The village has long been threatened by the expansion of the port of Antwerp, and its fate was apparently sealed in June 1999 when the Flemish government announced that Doel had to disappear. Since then, residents have fought to overturn the decision, claiming there is no actual expansion planned which makes the razing of Doel necessary, and no economic reason to consider expanding port facilities in the near future.
The plans, nevertheless, have gone ahead, with the demolition of unoccupied buildings, and an increasing state of siege for those who remain behind – some of whom, it has to be said, were not residents of the village until the protests started.
The organisation in charge of the removal of Doel, the Scheldt Left Bank Agency, began demolishing unoccupied buildings in the village, ostensibly as a safety measure, although most of them were in a perfectly habitable state, and also to prevent squatting by incoming protestors.
The court of appeal in Ghent in March of last year ordered that to stop, and a court in Dendermonde even threatened to fine the agency if it did not comply. Not only were the demolitions against environment laws, they also worsened safety, and had an intimidating effect on remaining residents, the court in Ghent said.

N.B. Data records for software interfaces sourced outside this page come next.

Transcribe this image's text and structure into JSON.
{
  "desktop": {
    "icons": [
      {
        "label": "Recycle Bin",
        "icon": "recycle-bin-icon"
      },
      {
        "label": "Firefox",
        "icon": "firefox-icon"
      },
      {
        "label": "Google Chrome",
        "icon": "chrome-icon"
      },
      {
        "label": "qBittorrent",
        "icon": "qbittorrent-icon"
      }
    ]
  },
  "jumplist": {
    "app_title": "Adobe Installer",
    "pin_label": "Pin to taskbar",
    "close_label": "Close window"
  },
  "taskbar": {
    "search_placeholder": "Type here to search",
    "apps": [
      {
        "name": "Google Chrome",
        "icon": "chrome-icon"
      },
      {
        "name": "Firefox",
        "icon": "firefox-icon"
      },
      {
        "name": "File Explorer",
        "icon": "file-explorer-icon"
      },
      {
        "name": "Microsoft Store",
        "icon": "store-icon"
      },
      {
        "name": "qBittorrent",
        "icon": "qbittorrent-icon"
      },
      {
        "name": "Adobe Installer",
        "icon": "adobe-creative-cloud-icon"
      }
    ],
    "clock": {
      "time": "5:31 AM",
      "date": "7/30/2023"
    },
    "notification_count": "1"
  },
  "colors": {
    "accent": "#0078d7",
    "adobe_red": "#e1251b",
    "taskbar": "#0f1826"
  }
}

Finally, in August last year, when the official population of the village had dropped to 84 people in 49 households, of whom 45 were original Doelenaars, the right to remain in Doel, which had been granted to people whose houses were sold to the agency and which had been extended in 2007, finally ran out. That leaves only 11 families who did not sell out, and who may remain.
The court has now decided to extend the right of residence until a final judgement, expected in March or April next year. The ban on demolitions is extended, on pain of a €50,000 per day fine. In addition, the Agency is ordered to do more to maintain the empty houses and land in its possession, for example by protecting boarded-up houses against vandals.
“This is not a definitive solution,” said Jan Creve, spokesman for protest group Doel 2020. “It’s the same story we’ve heard so many times before. The question is whether the Flemish government is going to go ahead with this war of attrition, or whether it will look for a durable solution. From an economic point of view, there is no urgency in extending the port,” he said.